_The task:_
Count the lines below in which "this" appears, then give that number by itself.

Records from a collection
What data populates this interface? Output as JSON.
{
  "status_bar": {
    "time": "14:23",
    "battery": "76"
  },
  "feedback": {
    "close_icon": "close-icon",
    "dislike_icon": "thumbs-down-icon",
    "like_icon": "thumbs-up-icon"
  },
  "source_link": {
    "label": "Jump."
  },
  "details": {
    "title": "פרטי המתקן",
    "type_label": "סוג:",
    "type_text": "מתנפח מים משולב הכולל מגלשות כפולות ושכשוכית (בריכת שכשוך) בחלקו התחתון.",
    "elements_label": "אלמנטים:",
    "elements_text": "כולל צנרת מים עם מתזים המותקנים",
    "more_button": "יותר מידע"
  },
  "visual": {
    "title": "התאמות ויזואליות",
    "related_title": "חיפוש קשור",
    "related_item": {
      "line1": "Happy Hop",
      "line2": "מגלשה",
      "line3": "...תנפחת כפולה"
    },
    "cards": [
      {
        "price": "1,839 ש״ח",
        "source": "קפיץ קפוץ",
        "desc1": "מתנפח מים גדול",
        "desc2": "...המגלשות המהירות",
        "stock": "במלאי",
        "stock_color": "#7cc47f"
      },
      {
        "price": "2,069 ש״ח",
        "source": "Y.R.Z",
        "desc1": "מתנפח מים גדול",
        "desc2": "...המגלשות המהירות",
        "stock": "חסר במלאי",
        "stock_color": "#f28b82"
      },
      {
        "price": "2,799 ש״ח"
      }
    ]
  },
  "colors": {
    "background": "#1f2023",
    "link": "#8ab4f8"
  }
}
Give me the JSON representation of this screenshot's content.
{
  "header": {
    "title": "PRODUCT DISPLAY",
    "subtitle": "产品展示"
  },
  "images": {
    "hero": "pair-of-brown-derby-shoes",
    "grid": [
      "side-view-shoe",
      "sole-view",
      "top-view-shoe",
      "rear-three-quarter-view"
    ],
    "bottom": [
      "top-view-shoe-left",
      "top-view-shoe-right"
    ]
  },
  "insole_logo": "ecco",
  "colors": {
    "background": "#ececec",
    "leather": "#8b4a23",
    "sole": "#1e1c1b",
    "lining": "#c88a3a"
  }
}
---
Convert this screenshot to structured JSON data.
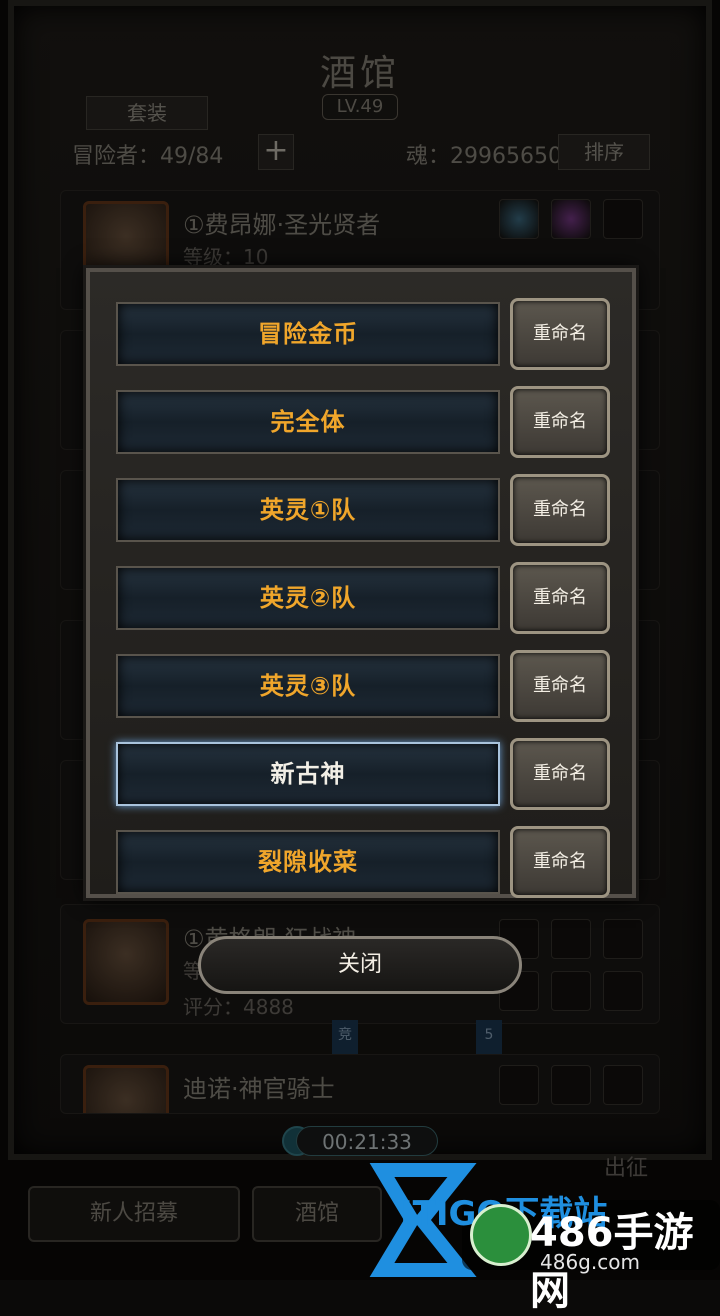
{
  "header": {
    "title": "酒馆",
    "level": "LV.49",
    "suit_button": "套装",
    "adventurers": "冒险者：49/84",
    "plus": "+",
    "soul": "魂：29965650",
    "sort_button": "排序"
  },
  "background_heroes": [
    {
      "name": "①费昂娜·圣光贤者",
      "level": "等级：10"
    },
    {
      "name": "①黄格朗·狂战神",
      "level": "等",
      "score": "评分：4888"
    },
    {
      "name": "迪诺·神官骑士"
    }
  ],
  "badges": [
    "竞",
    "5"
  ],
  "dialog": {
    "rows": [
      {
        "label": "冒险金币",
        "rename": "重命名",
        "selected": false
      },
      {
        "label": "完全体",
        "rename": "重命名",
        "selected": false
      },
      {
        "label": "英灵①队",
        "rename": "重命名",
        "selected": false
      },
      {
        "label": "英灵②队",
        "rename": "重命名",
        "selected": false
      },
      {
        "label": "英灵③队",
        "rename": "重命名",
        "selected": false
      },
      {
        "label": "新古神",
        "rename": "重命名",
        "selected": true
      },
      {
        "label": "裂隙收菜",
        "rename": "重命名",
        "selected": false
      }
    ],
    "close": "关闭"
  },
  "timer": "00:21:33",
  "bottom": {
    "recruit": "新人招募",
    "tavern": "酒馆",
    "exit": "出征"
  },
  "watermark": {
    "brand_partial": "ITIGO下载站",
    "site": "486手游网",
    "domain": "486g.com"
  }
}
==
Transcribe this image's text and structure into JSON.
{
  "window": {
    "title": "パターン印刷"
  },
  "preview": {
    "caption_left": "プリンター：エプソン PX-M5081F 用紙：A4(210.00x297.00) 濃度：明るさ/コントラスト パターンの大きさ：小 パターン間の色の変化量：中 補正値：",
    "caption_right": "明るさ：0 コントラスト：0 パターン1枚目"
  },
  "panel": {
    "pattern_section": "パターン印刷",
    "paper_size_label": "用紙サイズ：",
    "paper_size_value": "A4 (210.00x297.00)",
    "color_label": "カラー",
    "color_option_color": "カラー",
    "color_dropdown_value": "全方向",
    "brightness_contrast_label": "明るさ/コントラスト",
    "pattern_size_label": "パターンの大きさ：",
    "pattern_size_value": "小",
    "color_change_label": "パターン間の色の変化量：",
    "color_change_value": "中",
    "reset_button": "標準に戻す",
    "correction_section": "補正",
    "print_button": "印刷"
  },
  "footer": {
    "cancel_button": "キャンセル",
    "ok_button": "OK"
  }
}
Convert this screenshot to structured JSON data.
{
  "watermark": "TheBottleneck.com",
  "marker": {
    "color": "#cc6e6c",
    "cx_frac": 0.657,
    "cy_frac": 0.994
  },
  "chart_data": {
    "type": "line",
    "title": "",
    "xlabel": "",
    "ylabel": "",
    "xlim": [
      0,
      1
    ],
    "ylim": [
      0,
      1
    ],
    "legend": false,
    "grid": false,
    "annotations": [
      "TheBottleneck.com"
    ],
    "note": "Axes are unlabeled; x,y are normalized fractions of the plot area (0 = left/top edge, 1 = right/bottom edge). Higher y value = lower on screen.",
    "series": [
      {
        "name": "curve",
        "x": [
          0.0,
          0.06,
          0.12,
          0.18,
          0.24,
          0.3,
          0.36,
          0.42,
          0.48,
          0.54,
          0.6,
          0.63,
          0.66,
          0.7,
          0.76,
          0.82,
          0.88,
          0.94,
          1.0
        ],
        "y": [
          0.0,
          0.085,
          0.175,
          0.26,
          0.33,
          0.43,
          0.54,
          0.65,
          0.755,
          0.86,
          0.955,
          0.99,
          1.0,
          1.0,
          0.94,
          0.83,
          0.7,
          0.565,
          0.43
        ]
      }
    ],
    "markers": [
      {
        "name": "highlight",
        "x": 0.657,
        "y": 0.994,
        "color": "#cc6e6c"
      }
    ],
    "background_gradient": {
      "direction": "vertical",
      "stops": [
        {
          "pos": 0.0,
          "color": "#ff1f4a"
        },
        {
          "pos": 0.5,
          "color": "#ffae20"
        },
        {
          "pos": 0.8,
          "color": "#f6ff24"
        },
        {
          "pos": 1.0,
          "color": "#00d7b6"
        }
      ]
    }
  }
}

_Task response:_
5